Look through the entries for the string "structured" and copy every line where it shows up.

Records shown section start

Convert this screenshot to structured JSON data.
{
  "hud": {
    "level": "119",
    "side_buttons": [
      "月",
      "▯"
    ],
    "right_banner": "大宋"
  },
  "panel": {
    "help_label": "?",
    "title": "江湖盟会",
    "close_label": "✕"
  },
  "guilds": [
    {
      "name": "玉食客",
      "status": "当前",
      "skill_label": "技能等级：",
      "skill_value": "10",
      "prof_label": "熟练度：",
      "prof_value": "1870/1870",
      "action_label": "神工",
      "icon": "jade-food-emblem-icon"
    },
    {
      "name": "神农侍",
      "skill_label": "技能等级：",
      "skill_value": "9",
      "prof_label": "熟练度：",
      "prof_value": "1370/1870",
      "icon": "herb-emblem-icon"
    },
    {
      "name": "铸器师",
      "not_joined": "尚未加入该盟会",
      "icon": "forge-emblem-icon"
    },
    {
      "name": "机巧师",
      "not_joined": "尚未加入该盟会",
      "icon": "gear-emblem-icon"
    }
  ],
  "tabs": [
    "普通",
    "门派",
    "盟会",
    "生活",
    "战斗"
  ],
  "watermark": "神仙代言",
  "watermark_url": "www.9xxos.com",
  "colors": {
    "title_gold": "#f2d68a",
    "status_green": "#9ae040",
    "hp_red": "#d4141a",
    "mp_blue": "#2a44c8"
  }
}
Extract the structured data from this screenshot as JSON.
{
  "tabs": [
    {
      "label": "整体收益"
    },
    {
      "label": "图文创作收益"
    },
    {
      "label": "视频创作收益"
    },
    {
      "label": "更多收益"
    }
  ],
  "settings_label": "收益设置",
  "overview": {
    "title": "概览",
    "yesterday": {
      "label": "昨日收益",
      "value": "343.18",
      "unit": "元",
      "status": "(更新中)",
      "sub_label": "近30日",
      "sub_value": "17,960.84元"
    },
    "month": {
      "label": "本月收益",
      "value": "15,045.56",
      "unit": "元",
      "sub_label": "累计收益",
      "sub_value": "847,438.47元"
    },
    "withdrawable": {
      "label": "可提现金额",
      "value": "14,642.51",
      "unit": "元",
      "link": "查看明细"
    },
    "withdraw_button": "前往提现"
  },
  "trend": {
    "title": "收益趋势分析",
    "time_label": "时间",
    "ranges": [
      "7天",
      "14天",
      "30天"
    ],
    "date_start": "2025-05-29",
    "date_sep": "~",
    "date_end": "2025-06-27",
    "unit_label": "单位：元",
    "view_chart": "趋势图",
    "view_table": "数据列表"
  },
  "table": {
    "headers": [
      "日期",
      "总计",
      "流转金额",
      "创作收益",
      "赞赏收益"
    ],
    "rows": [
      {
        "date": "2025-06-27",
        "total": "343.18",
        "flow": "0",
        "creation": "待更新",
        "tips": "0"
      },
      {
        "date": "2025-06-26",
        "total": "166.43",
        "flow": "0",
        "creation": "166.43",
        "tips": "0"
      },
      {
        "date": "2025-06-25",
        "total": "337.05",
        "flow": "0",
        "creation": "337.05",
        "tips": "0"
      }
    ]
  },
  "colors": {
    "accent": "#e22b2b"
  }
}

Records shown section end

- [Written response]:
Convert this screenshot to structured JSON data.
Extract the structured data from this screenshot as JSON.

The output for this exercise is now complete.